Today there was great news in the JVM ecosystem.
Pivotal, the company who is committed to OSS has become a bit less committed:
The reaction in the community were largely summarised by the hashtag#jesuisgroovy:
The interesting part in Pivotal’s announcement is this one:
The decision to conclude its sponsorship of Groovy and Grails is part of Pivotal’s larger strategy to concentrate resources on accelerating both commercial and open source projects that support its growing traction in Platform-as-a-Service, Data, and Agile development. Pivotal has determined that the time is right to let further development of Groovy and Grails be led by other interested parties in the open source community who can best serve the goals of those projects.
Groovy is not a viable business (for Pivotal)
In other words, Groovy is not a viable business for Pivotal. And it’s hard to disagree here. Groovy has never been created with any commercial interests. Like many Open Source projects, Groovy was created in order to make something “better”, mostly for the sake of it being better. Of course it was useful as it introduced a lot of nice features into the Java ecosystem at a time before all these new JVM languages popped up. And before all these new JVM languages finally had an effect on Java-the-language itself.
On the other hand, the Groovy website’s rather geeky look-and-feel has never made it seem as though virtually anyone had any commercial interests in the language or the platform for that matter. I’m not trying to be harsh here, Groovy is an awesome language, created with love. But maintaining an Open Source ecosystem is hard work. It costs a lot of money and effort. And in the case of Groovy, it is just very hard to disagree with the fact that there is probably little money to be made out of it.
How to make money out of Open Source
When we moved on from a purely Open Source jOOQ to a dual-licensed one, we were criticised a lot by people who realised that they might fall into the dual-licensing category who no longer gets to ride for free. This was of course a disappointing evolution for those people. We see it as one step forward for a product that doesn’t just want to implement l’art pour l’art. We believe that we’re adding value on a small scale to a select set of customers with real SQL problems, and we want to continue to do so. Thus, commercial interests are now the driving force behind our developments, and dual-licensing is the easiest way to achieve that on our own small scale.
Many of those who had criticised us claimed that we should create a support-based Open Source business model instead (like Pivotal!). In other words: Let “them” pay for support – whoever “they” are. But that is not a viable model in the long run.
We create fishing poles. We don’t want to compete with our customers, the fishermen.
In software, the vendor of some product shouldn’t commoditize the main driver for innovation: The product. They should sell the product and create an ecosystem and a market for consultants that will be much better at applying the product to some concrete customer’s business. It is a win-win-win situation for everyone:
- Vendors get money from licenses
- Consultants get money from their specialist knowledge
- End-users get a better, cheaper solution with a lower cost of ownership

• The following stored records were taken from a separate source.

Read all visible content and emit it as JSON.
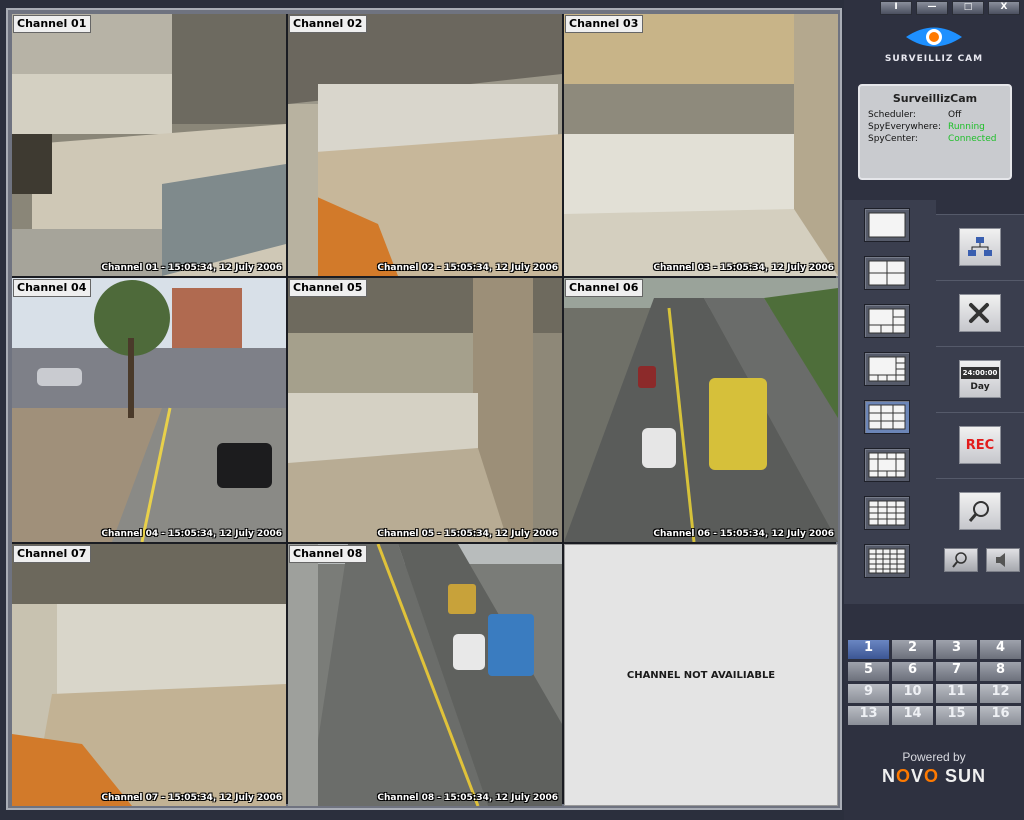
{
  "window_buttons": [
    "I",
    "—",
    "□",
    "X"
  ],
  "brand": {
    "name": "SURVEILLIZ CAM",
    "accent": "#1e90ff"
  },
  "status": {
    "title": "SurveillizCam",
    "rows": [
      {
        "key": "Scheduler:",
        "value": "Off",
        "color": "#111111"
      },
      {
        "key": "SpyEverywhere:",
        "value": "Running",
        "color": "#1fbf2a"
      },
      {
        "key": "SpyCenter:",
        "value": "Connected",
        "color": "#1fbf2a"
      }
    ]
  },
  "channels": [
    {
      "label": "Channel 01",
      "stamp": "Channel 01 - 15:05:34, 12 July 2006"
    },
    {
      "label": "Channel 02",
      "stamp": "Channel 02 - 15:05:34, 12 July 2006"
    },
    {
      "label": "Channel 03",
      "stamp": "Channel 03 - 15:05:34, 12 July 2006"
    },
    {
      "label": "Channel 04",
      "stamp": "Channel 04 - 15:05:34, 12 July 2006"
    },
    {
      "label": "Channel 05",
      "stamp": "Channel 05 - 15:05:34, 12 July 2006"
    },
    {
      "label": "Channel 06",
      "stamp": "Channel 06 - 15:05:34, 12 July 2006"
    },
    {
      "label": "Channel 07",
      "stamp": "Channel 07 - 15:05:34, 12 July 2006"
    },
    {
      "label": "Channel 08",
      "stamp": "Channel 08 - 15:05:34, 12 July 2006"
    }
  ],
  "empty_cell_text": "CHANNEL NOT AVAILIABLE",
  "tools": {
    "rec_label": "REC",
    "day_label": "Day",
    "clock_text": "24:00:00"
  },
  "numpad": [
    "1",
    "2",
    "3",
    "4",
    "5",
    "6",
    "7",
    "8",
    "9",
    "10",
    "11",
    "12",
    "13",
    "14",
    "15",
    "16"
  ],
  "numpad_selected": "1",
  "powered": {
    "label": "Powered by",
    "logo_left": "N",
    "logo_o1": "O",
    "logo_mid": "V",
    "logo_o2": "O",
    "logo_right": " SUN"
  }
}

Although, the consultant is always the one whose work is commoditized in the long run as demand for the product increases, and more consultants pop up trying to make money from their consulting business.
Joel Spolsky has written an extremely interesting Strategy Letter on the idea of commoditizing a complementary product (support, in this case) to increase the demand for the primary product (license, in this case). In the case of a PaaS company like Pivotal, however, we can only guess that even the commoditization of a whole programming language and ecosystem is no longer sustainable enough to increase demand for their PaaS offerings.
If that is the truth, then other platforms like Spring are at the stake as well! If Groovy is not sustainable, why should Spring be?
Am I Groovy?
Suis-je Groovy? To get back to the original claim:
No, I’m not Groovy. Groovy and every other piece of Open Source software that does not in any direct way produce a commercial value for both the vendor and the consumer is doomed to fail in the long run. Open Source software has created a tremendous amount of value in our industry. Companies like ourselves wouldn’t be possible if we’d still pay millions for an operating system license. The question is not whether software is free as in beer or as in freedom. The question is whether anyone has any viable commercial interests in making a particular software element cheap or even free. If they don’t, well, the joke will be on you as the vendor might just stop doing it. Open Source or not.